David Warshavski Sygnia
David Warshavski, VP of Enterprise Security at Sygnia
(Photo: Guy Lahav)

Another interesting capability of ChatGPT is the ability to write malicious code. While OpenAI has put some controls in place to prevent ChatGPT from creating malware, it is possible to convince ChatGPT to create ransomware and other forms of malware as code that can be copied and pasted into an integrated development environment (IDE) and used to compile actual malware. ChatGPT can also be used to identify vulnerabilities in code segments and reverse engineer applications.
ChatGPT will expedite a trend that is already wreaking havoc across sectors – lowering the bar for less sophisticated threat actors, enabling them to conduct attacks while evading security controls and bypassing advanced detection mechanisms. And currently, there is not much that organizations can do about it. ChatGPT represents a technological marvel that will usher in a new era, not just for the cybersecurity space.
It will take time for cybersecurity vendors to adapt technologies like ChatGPT to leverage it to automate many of the day-to-day tasks carried out by an already overwhelmed workforce in charge of securing organizations’ networks. One such example to consider is that if ChatGPT can easily create a phishing email, can it not just as easily detect one?
Overall, there are more opportunities than risks here, but as is usually the case, the risks will manifest before we reap the rewards. AI can act as a "force multiplier" for cyber attacks, significantly lowering the bar for threat actors to conduct sophisticated attacks and potentially setting the industry back years, endangering even mature, resilient organizations across the public and private sectors.
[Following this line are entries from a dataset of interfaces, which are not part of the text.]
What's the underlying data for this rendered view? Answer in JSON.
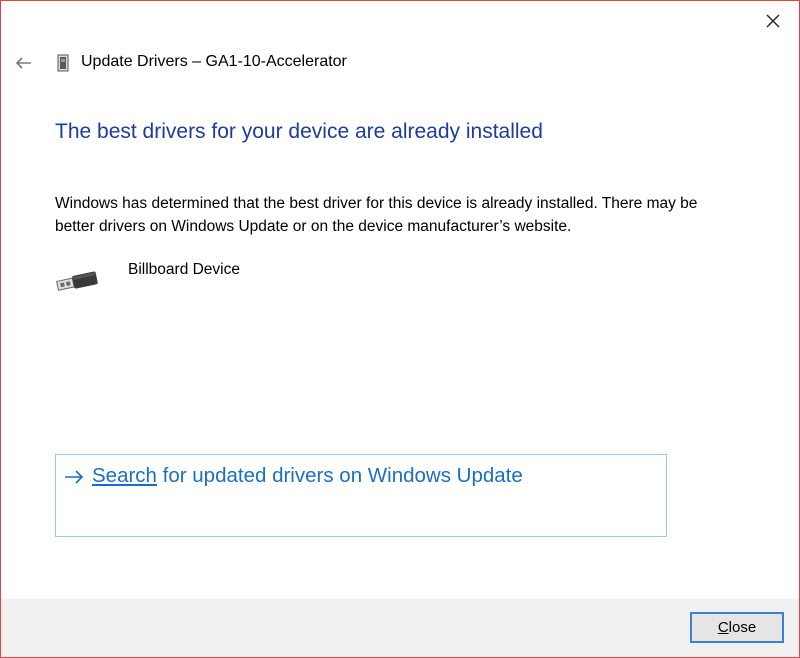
{
  "window": {
    "close_icon": "close-icon",
    "accent_border": "#e04343"
  },
  "titlebar": {
    "back_icon": "back-arrow-icon",
    "app_icon": "device-manager-icon",
    "title": "Update Drivers – GA1-10-Accelerator"
  },
  "main": {
    "heading": "The best drivers for your device are already installed",
    "heading_color": "#1c3d9e",
    "description": "Windows has determined that the best driver for this device is already installed. There may be better drivers on Windows Update or on the device manufacturer’s website.",
    "device": {
      "icon": "usb-connector-icon",
      "name": "Billboard Device"
    },
    "link": {
      "icon": "right-arrow-icon",
      "label_first": "Search",
      "label_rest": " for updated drivers on Windows Update",
      "color": "#1a6fc4"
    }
  },
  "footer": {
    "close_label_underlined": "C",
    "close_label_rest": "lose"
  }
}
David Warshavski is the VP of Enterprise Security at Sygnia, a cyber technology and services company